"You do see it, right. You can visualize some version of your future where you played it safe, took no chances, ground it out working for others, pursuing safety and comfort and ended up unfulfilled. It's not pretty, is it?"

"That still doesn't excuse what you did. But I hear you. I can kind of see where you're coming from."

"I'm just trying to live my life. I don't want to have to follow someone else's pre-determined plan for my life. I want to create my own picture. Don't you want the same thing for yourself?"

"The dog ate you, didn't he?

(long silence, then...) "Yeah."

10Apr/200

An Irrational Love of Junk Food

I don't feel well. There is a complaint in my stomach. It feels like I'm carrying a sack of gravel in a pouch above my naval. But I am not surprised. This happens to me wherever I eat too much of certain foods. Like the Big Texas Cinnamon Roll sitting on my desk right now.

I am lactose intolerant and gluten sensitive. I can consume both these things, but when I do, I pay a price. Gut ache. A bad night's sleep. Not enough pain or disease to keep me from work or, more importantly, my ability to ride a bicycle. But enough pain to make me curse my decision to consume the things that cause me such discomfort.

I can hear your response to this (I hear it my head, in my own voice, all the time). "Just don't eat the stuff that's bad for you, stupid." I know. It is that easy. But it's also not that easy.

I often get into a rhythm of discipline around what I eat. I'll have good weeks, months even, where I take in only high-quality food optimized for my sensitivities and nutritional needs.

During these heady forays into healthy eating, I drop weight, lean out in the face, and my belly realigns along a flatter plane. My blood pressure drops into enviable territory. After a couple of weeks, I start to feel so good in fact that the little voice in my head that convinced me to take this journey starts to allow the odd indiscretion. It swears I can handle it. It teases that maybe the sensitivities are now cured, that I can go back to the sweet and the creamy, the doughy and the fat-laden.

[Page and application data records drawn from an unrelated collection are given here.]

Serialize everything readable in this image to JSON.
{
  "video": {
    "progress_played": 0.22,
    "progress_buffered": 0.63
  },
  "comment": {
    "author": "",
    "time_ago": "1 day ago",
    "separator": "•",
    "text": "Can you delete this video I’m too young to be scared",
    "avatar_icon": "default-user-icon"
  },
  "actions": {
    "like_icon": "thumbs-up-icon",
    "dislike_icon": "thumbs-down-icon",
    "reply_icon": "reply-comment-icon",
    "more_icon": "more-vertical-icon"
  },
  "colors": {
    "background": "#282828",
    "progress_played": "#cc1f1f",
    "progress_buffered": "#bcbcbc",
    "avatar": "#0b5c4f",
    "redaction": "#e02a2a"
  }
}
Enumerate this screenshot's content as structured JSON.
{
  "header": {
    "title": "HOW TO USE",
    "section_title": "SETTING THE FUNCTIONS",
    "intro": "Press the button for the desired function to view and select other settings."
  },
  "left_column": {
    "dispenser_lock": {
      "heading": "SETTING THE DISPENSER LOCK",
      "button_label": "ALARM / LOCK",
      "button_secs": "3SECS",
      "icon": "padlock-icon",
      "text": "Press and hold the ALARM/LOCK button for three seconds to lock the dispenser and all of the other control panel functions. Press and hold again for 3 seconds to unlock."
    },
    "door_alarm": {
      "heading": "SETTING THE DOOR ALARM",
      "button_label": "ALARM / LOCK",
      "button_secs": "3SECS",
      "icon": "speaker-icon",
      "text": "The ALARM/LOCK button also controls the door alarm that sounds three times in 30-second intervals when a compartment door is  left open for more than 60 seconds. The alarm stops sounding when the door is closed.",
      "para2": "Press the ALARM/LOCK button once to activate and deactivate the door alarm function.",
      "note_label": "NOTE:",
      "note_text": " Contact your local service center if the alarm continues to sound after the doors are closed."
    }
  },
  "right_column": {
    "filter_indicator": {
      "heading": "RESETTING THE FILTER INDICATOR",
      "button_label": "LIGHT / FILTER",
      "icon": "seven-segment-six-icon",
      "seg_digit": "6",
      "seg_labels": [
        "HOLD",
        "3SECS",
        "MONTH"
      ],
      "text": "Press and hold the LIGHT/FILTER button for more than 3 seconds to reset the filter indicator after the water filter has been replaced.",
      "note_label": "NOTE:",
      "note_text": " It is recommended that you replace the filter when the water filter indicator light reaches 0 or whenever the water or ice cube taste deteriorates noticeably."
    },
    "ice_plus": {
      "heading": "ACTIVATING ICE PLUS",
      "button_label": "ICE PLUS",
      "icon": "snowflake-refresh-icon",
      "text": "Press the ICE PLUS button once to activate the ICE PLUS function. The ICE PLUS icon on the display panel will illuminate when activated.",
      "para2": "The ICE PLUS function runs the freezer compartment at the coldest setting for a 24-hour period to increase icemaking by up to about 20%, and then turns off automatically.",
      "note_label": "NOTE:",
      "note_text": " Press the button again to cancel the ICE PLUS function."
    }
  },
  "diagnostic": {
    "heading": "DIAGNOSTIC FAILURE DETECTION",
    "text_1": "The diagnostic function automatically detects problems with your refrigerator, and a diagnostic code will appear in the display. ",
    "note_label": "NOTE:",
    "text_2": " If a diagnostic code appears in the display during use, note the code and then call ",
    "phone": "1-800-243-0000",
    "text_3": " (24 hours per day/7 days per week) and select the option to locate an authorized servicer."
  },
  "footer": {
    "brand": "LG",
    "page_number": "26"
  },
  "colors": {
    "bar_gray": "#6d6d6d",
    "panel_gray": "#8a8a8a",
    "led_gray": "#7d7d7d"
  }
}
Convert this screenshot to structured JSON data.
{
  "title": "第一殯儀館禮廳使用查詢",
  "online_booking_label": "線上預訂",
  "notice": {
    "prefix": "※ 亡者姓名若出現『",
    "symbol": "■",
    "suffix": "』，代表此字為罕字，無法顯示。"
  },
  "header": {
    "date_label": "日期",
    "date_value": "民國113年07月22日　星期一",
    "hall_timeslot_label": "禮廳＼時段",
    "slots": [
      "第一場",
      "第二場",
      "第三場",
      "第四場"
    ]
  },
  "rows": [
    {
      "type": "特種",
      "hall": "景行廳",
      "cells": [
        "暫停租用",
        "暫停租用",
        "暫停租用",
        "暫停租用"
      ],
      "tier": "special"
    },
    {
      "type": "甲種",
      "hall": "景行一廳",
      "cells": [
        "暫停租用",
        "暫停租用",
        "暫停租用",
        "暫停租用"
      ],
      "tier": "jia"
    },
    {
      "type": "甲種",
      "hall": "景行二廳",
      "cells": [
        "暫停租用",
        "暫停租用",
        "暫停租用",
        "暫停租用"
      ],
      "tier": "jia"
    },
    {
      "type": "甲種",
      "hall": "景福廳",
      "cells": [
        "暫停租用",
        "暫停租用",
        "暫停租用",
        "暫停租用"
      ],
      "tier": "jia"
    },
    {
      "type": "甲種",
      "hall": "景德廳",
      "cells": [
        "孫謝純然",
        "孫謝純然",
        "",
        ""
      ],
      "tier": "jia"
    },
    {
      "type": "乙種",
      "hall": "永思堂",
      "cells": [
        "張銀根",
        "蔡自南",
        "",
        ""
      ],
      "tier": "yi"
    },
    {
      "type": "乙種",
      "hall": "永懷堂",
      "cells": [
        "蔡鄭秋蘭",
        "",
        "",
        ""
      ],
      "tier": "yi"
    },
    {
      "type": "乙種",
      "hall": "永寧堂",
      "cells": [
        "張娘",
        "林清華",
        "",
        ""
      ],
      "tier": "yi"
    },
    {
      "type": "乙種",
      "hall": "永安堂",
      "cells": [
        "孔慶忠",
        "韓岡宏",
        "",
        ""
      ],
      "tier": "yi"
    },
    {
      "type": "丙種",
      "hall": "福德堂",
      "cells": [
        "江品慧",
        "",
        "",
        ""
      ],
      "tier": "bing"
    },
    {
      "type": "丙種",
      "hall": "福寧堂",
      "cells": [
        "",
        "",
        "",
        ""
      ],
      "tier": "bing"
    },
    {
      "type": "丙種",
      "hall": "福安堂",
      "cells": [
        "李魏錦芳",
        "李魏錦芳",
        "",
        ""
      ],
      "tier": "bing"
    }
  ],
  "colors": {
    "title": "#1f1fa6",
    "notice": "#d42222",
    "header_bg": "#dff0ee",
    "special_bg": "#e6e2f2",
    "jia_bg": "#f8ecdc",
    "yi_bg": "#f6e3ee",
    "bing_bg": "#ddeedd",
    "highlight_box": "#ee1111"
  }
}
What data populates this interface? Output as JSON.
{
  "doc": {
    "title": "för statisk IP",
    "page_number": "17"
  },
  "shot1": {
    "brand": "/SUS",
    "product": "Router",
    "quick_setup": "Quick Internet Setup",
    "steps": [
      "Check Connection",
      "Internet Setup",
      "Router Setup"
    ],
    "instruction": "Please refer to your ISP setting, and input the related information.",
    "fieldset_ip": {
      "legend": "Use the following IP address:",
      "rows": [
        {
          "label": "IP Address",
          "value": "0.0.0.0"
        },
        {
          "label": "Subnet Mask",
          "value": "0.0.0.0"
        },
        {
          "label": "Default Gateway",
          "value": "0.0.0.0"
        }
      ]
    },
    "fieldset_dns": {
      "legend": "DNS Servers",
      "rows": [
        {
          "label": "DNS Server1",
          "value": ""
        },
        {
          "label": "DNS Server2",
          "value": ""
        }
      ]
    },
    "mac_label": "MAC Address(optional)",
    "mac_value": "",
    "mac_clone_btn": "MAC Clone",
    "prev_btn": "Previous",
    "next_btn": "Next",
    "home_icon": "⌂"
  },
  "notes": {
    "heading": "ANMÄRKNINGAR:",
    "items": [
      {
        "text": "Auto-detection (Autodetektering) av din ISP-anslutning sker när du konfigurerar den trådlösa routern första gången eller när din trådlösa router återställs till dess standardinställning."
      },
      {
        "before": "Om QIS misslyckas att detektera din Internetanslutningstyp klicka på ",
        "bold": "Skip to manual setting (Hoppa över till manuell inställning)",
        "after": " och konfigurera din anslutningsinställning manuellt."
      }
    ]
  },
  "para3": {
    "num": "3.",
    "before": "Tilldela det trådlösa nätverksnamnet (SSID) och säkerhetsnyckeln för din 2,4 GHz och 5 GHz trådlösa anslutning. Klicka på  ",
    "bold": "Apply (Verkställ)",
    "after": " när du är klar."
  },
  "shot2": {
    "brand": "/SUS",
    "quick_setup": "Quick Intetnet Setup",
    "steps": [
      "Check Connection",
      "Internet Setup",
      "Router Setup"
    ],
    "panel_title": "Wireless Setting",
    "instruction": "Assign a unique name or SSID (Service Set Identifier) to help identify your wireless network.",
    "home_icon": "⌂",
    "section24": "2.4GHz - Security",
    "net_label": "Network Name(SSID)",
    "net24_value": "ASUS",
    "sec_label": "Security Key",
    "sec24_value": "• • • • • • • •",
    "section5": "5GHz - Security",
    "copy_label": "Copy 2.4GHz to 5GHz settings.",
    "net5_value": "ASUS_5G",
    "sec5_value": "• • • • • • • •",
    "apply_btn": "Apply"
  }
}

That self-destructive version of my inner voice is strong within me right now. During our pandemic quasi-quarantine, I make a mental plan every night that tomorrow will be the day I get back on track. Tomorrow I'll start the day with a Paleo breakfast. I will eat salads, fish, and vegetables. I will drink tea and water. I will take my supplements.

Then the morning comes and before I even catch myself, I'm walking away from the taco truck with a sausage, egg, and cheese burrito wrapped in a brown paper bag alike contraband.

I know where the self-destructive voice in my head is getting its motivation. I feel stressed and anxious about the state of the world. I worry about my ability to protect myself and take care of my family. I worry about holding on my job and my business. I worry that the path I had built for my future has been upended, maybe even lost, in the cosmic card shuffle or the last few weeks.

But I also know that the voice comes in the name of habit and comfort. It may even be steering me to eating behavior that leads to pain because pain is the expression of my mental state. The voice is aligning my external sense with my inner discomfort.

I'm still going to eat that Big Texas Cinnamon Roll though.